Being a consultant is one option that many people consider when going through job changes. They reason, if I can’t find a job, I might as well get some pick up work until the right job comes along.

It is usually about this time that someone wants to sit down and find out more before they jump into the cesspool.

The questions are almost always the same – here are a couple of them. Hopefully, you can benefit from them and add your own 2 cents.

Where do you get clients? This is the million dollar question. Your clients will come from several sources:

  1. Personal networking
  2. Referrals
  3. Website
  4. Blogging
  5. Advertising
  6. Speaking engagements
  7. Publishing a book
  8. Publishing articles in trade journals or other print media
  9. Social networking

When you start out, pick 2-3 initiatives that you believe you can do well and follow through to completion or for at for the next year to see the results. Most of these strategies accomplish similar things – increasing visibility, building credibility, building relationships and expanding your audience reach.

Don’t get discouraged if you fail to see results immediately. Think of it as leaving a bread crumb trail that follows back to one place – you.

If you try to do them all at once, you will either give up too early, fail or do them poorly.

Ten years ago, my initial thrust was networking and speaking engagements. My strategy was to cover a three state networking circuit before taking on any projects. During my networking sweep I was offered my first consulting gig.

A critical piece of feedback from my network was to get a website in place. They were very clear – websites effectively replace the paper marketing materials and becomes your virtual calling card.

The advice was dead on – a client found me on my website because I was an HBDI practitioner and they needed someone in a pinch and they became a repeat client.

Depending on your business focus, you may find it essential to network beyond your first level connections.
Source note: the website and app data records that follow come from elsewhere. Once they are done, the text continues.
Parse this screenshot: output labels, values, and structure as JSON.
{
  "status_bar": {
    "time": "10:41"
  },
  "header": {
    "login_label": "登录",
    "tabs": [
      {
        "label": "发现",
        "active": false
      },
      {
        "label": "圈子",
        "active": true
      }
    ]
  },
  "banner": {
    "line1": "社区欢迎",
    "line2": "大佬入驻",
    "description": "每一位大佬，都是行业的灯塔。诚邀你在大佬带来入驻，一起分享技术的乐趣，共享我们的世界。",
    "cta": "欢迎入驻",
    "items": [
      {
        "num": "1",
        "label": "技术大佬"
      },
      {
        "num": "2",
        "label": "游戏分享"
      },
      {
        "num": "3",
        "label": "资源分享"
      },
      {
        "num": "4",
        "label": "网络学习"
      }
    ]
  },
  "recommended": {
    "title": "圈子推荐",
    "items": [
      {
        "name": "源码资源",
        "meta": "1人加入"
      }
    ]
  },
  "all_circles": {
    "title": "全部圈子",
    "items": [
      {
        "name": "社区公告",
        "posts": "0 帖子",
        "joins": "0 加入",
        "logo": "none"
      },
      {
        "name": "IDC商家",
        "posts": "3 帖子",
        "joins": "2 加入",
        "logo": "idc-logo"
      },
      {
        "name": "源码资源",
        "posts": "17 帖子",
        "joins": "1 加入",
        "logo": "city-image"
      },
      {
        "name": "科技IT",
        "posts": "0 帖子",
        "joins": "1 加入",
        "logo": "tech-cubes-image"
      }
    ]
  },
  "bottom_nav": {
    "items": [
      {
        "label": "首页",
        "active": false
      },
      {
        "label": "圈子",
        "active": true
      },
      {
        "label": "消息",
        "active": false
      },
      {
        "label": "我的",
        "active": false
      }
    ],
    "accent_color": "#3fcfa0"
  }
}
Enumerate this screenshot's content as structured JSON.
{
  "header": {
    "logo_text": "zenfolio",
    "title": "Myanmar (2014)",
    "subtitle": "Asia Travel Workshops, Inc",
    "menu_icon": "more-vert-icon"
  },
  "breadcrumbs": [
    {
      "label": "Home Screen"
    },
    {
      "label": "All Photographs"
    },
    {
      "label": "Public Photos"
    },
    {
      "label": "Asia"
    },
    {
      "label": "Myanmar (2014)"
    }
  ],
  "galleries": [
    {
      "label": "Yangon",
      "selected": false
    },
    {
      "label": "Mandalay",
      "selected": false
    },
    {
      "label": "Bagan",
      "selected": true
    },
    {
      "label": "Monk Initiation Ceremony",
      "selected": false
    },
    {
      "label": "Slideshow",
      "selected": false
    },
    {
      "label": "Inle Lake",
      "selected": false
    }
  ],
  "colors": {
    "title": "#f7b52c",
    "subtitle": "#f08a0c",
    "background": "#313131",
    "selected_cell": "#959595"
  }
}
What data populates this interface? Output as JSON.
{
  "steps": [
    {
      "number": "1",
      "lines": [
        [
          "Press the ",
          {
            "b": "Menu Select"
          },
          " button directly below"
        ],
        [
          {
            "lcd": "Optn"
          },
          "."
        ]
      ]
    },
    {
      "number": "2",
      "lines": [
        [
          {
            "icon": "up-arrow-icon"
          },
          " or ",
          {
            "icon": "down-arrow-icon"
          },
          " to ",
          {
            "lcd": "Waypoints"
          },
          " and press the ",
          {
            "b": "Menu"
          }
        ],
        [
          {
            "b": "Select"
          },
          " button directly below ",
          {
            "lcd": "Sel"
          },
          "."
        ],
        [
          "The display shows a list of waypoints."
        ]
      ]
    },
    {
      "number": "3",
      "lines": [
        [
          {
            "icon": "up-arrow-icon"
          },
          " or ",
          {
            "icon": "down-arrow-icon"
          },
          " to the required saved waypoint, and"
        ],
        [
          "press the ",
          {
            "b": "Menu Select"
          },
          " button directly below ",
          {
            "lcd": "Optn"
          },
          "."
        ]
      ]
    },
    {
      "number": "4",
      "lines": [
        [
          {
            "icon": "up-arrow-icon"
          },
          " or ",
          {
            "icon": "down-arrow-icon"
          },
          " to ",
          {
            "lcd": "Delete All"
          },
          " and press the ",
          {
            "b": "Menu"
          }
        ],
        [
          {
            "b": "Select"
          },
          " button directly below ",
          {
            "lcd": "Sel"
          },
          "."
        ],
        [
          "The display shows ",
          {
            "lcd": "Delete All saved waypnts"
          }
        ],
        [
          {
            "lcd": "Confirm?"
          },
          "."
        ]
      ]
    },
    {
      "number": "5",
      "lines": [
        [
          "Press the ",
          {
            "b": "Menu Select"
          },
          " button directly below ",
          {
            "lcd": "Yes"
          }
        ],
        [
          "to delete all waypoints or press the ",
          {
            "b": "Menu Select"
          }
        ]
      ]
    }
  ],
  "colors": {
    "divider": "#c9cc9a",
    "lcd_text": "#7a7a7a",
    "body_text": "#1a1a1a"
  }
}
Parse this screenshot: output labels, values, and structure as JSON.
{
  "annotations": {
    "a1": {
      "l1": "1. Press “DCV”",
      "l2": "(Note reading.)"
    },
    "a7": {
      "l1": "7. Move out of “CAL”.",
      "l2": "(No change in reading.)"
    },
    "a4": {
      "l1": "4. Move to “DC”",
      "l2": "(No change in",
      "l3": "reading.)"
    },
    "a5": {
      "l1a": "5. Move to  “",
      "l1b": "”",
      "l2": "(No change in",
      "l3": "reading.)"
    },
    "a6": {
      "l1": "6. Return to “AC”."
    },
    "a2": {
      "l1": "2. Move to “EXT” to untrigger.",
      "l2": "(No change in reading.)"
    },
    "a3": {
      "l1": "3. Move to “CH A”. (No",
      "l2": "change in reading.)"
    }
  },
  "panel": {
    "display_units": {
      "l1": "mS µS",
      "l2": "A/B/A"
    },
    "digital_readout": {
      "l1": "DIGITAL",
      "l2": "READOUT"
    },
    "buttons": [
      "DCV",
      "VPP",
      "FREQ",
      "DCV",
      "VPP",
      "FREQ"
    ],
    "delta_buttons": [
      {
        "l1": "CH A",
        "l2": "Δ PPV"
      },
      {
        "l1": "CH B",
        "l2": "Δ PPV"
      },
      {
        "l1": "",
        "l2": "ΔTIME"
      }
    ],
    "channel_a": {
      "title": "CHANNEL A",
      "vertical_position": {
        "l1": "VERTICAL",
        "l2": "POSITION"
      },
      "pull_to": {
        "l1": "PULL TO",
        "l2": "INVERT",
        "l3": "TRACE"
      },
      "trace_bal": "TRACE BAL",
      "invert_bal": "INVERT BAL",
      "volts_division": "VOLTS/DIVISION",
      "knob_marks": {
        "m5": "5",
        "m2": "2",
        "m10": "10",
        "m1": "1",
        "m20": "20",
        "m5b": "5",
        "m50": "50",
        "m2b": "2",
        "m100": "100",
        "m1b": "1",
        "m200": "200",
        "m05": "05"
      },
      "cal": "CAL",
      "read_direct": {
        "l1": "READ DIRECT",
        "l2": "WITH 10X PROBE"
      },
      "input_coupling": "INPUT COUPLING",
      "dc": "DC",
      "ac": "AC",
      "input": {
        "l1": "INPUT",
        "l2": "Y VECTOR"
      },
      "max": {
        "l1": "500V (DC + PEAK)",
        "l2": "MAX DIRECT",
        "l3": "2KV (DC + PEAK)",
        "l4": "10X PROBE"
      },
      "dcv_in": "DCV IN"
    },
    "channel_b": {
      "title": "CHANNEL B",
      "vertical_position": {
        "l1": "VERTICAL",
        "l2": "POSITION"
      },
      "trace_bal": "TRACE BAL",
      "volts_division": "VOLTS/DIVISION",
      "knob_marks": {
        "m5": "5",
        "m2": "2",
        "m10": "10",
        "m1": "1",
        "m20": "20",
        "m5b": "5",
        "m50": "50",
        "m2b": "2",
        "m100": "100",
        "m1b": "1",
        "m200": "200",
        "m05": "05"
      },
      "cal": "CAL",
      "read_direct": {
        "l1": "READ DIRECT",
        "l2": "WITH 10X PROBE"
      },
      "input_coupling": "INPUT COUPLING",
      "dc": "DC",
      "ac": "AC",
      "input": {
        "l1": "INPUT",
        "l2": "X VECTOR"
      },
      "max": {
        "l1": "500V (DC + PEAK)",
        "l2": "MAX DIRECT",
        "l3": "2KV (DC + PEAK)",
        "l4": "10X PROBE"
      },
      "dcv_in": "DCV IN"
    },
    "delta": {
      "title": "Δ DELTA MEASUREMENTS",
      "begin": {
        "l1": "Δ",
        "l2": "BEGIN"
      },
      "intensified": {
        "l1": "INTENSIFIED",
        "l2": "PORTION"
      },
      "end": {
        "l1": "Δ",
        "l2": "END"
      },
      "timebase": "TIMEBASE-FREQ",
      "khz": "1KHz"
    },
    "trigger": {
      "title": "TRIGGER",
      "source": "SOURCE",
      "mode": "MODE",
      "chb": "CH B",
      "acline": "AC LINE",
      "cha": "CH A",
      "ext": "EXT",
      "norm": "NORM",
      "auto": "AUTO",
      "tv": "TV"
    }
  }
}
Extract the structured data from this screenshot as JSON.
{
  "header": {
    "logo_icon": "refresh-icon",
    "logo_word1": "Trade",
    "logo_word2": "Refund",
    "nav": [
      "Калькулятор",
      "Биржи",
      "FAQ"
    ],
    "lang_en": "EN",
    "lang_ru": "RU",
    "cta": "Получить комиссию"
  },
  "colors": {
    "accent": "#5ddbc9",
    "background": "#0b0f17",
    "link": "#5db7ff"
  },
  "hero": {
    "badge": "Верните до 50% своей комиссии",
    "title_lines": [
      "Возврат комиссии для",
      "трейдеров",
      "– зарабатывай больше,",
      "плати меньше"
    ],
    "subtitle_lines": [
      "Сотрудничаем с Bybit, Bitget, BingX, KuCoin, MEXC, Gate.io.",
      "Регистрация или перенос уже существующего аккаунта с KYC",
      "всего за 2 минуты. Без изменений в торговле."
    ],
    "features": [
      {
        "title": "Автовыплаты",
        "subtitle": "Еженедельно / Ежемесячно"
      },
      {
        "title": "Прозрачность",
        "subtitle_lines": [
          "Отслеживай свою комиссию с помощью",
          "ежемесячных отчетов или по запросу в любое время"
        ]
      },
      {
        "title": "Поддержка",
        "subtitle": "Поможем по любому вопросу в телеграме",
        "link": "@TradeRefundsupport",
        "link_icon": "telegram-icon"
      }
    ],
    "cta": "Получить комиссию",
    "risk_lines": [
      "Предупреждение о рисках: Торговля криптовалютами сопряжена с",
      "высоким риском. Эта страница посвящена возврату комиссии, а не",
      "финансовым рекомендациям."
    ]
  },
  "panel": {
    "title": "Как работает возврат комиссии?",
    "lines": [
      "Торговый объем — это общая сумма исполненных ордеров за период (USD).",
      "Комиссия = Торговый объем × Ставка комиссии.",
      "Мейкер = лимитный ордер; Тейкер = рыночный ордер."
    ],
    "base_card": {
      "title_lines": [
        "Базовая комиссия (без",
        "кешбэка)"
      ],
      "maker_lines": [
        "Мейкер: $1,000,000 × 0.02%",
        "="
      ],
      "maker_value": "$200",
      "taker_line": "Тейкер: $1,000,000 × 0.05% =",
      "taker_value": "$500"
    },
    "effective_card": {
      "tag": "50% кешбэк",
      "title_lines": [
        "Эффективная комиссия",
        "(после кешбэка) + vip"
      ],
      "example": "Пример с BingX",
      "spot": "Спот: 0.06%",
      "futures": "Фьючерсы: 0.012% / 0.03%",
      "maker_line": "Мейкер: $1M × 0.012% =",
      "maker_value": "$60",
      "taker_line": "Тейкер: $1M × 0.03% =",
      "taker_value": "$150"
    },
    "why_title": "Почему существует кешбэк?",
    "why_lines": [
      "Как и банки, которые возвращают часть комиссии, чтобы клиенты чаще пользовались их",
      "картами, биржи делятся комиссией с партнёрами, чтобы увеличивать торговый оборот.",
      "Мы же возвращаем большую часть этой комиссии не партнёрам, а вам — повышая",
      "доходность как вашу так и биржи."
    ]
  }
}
Hopefully you have a good starting base in your personal network, if you have less than 300 people, start building it here.

There has been substantially more business from second and third level connections, casual acquaintances or strangers. Inherently, I think people want to separate business and personal relationships unless you are in an embedded community.

What do I charge? It depends on a number of factors:

  1. your skill set
  2. how much you want to work
  3. who your clients are
  4. where your clients are

If your work is local and with small businesses, what you can charge will depend on how saturated your competitive market is for your services. If you have unique skills or capabilities, you will be able to demand a higher fee structure.

It can be difficult to ascertain your own worth without doing some research. Inquire what others are charging. Some may share it, some will not.

One of the best sources for figuring out what to charge is in Alan Weiss’s book, Million Dollar Consulting or any of his follow up books such as Value-Based Fees: How to Charge – and Get – What You’re Worth.

Can I make a living? Being successful will take time. Unless you are walking out of your company with a consulting contract, you can expect to fund your business rather than take profits for the first year.

While you may have been successful in the corporate world, the reality is you are likely to start all over again. People associate you with the company you were with and in the job you were doing for them. Now you are a solo practitioner without a support system and they want to see if you can do it.

Clients can be risk adverse. They would rather choose a proven entity rather than take a chance on you. One fear is that you might continue to search for full-time employment and leave them in a lurch in the middle of a project.

Yes, it is a catch-22. You have to work to prove you can be reliable and do the work.

Hopefully, there is someone in your network that will believe in you and give you your first consulting assignment.

If not, the option is to do pro-bono work in exchange for some recommendations…and that’s why you have to be able to carry your personal finances for at least a year. It is important to get some kind of benefit out of the work you do for free to help you get established.

Can we partner together? This is a question that comes up a lot in discussions between consultants, and is not limited to new ones. What the other person is usually saying is one or more of the following:

  1. I don’t have a client
  2. I want to do the work
  3. Sales and marketing scares me

Running a business requires wearing a lot of hats. There is no corporate structure to tap into do the marketing, sales, accounting and delivery of services.

Outsourcing accounting is an obvious decision that often makes sense financially. As you evaluate who should do the sales and marketing, the decision to let someone else do it for you can cut deeply into your profitability.

If you are in business for the long run, it is best to learn how to do it. You can either elect the trial by fire method and business ramps up more slowly or invest in training or coaching on how to do it. Be selective about who you choose because there are many selling styles and approaches.

One way to handle this statement is to let the other person know that when they have a client and need some help – that’s a good time to call you; otherwise most of this is just smoke and mirrors. I have lost count the number of people who leave an introduction with that suggestion and you never hear from them.

If you are a consultant, let us know your thoughts on the above questions. If you are starting out and have a question to ask, leave it in the comment area. I’ll be addressing some other questions in a follow up post.